HR: Tell me more about ONA’s ability to enable company-wide change.

ONA: With ONA, it becomes possible to:

- learn quickly about where to act and who should be involved,  

- know which people are driving value in your company, 

- set up new processes, roles, and practices based on actual work practices and relationships,

- support your managers by knowing what’s going on – and using that knowledge to make them more confident and effective

- develop insights into key individual relationships

HR: You told me that collaboration can be measured real-time. How is that possible? 

ONA: Along with surveys, ONA tools can bring data about digital traces of interactions from tools your company uses (e.g. MS Office, G-suite, GitHub, Asana). 

HR: Insights about “key individual relationships”? Are you sure we wouldn’t be too intrusive?

ONA: This isn’t a “search and destroy” mission. It’s more of an x-ray to get a picture of our organizational reality and be able to work within it consciously, for the first time. I sense a question about “what do we do with negative influencers.” You have to remember that we only give privileged information to managers, and everyone else is either informed by their managers or gets a common set of corporate internal messages. So, what that means is that there are a lot of influential people getting very limited information. These people either put one and one together and share their conclusions, or they outright make up rumors and fake news.

HR: Rumors and fake news?

ONA: Yes, And many don’t realize that’s what they are doing. Employees go to them to close the gaps in what we provide them, and they close the gaps with the limited information and insight they can add.

HR: So, by identifying influencers, we can make sure they are better informed?

ONA: Absolutely, Even the biggest rumor monger can’t overcome a set of actual facts. Having well informed influencers will by definition reduce the scope for rumor and misinformation.

HR: I think it’s time to do this. We’re at an important juncture, and we owe it to ourselves to learn as much as we can about where we are now, to set the stage for our next bout of growth.

Mike Klein is Principal of Changing The Terms and has been a longtime advocate for the use of Organizational Network Analysis as a key communication strategy tool.To order his guide to Internal Influence, email him at mike.klein@changingtheterms.com
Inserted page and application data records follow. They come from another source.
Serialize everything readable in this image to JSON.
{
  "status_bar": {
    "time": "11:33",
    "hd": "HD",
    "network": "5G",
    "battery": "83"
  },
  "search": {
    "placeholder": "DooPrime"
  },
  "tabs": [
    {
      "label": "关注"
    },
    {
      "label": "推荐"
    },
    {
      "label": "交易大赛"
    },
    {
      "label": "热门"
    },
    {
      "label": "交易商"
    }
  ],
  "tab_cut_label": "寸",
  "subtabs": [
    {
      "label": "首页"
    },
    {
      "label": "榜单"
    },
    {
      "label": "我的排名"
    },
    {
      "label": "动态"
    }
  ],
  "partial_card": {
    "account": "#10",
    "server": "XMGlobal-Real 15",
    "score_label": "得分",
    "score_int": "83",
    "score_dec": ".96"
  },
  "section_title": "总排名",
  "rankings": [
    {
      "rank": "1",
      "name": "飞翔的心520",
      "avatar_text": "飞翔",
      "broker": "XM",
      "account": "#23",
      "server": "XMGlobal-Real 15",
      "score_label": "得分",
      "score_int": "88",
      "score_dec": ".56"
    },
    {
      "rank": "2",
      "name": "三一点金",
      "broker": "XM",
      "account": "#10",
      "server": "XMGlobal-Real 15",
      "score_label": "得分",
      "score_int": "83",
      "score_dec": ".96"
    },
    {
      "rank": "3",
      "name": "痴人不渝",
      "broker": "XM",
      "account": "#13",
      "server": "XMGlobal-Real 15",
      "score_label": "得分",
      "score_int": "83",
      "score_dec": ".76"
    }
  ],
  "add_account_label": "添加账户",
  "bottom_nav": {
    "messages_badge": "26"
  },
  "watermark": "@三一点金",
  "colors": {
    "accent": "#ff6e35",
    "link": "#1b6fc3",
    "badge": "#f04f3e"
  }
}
Anita is co-founder of Network Perspective, software that brings collaboration to the company org chart, to improve organizational culture. She holds a PhD from Uniwersytet Ekonomiczny we WrocÅ‚awiu and her latest article on ONA can he be found here.


Notice: Undefined index: HTTP_X_FORWARDED_FOR in /home/customer/www/changingtheterms.com/public_html/wp-content/themes/dara-child/single.php on line 104
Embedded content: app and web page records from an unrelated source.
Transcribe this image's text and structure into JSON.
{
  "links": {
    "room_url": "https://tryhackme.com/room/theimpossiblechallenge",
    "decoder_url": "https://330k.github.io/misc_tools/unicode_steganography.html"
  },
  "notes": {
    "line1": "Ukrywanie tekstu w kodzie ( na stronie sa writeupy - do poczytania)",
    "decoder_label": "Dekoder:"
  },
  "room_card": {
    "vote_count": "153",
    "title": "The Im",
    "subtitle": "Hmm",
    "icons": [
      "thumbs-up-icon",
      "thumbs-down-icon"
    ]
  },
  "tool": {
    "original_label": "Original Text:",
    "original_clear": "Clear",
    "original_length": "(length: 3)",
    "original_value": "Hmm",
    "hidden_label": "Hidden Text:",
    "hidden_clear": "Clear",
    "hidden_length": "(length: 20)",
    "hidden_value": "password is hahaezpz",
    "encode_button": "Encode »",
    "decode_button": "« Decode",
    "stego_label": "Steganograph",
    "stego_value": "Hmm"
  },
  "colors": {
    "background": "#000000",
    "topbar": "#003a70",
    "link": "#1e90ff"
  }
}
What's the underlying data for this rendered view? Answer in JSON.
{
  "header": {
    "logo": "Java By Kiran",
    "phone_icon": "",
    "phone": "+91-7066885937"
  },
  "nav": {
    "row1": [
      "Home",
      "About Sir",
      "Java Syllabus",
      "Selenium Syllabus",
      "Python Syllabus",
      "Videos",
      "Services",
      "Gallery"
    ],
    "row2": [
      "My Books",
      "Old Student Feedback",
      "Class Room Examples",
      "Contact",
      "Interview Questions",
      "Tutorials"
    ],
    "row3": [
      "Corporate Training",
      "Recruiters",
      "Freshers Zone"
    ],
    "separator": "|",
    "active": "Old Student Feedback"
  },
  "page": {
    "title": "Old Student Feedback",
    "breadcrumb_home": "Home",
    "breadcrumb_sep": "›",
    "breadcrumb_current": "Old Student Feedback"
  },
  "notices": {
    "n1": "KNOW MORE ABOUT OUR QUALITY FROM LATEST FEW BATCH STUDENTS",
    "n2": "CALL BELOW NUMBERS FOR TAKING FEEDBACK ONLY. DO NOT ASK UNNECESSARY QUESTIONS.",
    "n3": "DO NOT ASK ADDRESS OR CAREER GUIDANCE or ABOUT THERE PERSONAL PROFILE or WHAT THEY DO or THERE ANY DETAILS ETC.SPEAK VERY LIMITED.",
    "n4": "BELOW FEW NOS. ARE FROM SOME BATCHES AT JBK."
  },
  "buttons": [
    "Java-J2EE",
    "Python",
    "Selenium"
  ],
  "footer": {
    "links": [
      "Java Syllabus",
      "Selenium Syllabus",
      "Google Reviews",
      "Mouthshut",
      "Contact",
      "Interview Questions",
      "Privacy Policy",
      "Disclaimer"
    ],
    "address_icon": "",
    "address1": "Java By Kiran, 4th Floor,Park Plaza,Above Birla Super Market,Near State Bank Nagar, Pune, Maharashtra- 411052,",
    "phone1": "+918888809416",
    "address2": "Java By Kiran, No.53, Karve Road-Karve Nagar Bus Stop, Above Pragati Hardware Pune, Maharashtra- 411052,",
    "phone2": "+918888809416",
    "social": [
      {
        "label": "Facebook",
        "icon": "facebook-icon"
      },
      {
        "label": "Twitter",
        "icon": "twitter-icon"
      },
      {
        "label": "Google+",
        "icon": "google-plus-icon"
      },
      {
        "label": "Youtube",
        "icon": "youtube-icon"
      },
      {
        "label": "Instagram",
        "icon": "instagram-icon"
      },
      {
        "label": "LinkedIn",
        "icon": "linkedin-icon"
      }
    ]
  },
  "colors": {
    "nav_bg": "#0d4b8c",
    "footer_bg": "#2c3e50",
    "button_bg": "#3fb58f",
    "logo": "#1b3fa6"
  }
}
1 thought on “Internal Influence: Why ONA makes sense in times like these”

Comments are closed.


Four steps for avoiding the “Internal Communication measurement trap”


Will defeat in Australia finally light a fire under IABC’s “Advancing the Profession” talk?

See all